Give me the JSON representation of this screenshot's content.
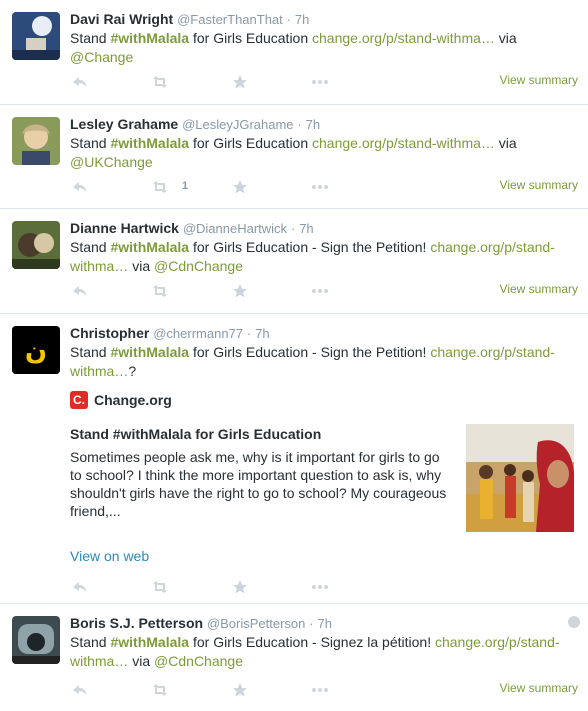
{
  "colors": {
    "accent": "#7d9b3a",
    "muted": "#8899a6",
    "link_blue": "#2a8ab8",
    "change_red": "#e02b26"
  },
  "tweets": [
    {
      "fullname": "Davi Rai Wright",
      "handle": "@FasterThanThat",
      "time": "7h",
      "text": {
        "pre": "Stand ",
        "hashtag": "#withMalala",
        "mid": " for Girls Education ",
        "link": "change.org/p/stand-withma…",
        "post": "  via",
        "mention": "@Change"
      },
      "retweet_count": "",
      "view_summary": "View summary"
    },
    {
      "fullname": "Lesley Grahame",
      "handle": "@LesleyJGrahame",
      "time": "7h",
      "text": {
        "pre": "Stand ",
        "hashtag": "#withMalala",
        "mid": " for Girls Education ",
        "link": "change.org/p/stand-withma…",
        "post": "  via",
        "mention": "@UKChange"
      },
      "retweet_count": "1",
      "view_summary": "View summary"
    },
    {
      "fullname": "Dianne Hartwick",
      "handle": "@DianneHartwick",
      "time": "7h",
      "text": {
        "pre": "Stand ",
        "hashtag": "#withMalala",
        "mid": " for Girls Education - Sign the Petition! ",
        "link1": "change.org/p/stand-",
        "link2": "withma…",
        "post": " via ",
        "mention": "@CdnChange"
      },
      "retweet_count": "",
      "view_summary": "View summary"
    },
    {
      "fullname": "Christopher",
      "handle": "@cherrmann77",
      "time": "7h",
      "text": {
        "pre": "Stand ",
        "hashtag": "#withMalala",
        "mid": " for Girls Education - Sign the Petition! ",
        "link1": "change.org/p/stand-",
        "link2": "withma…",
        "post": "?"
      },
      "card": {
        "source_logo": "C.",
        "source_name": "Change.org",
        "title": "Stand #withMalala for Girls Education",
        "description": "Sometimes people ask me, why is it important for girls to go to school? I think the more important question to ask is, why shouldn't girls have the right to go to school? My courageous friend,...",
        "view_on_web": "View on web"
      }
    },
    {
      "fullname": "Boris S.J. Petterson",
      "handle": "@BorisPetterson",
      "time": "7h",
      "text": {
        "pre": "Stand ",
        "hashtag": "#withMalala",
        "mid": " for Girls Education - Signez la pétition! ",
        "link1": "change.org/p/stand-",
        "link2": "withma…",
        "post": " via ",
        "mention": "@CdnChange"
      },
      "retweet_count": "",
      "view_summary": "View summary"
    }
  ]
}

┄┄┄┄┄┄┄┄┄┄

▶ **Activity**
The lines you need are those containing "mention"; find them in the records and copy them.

▶ **Task result**
        "mention": "@Change"
        "mention": "@UKChange"
        "mention": "@CdnChange"
        "mention": "@CdnChange"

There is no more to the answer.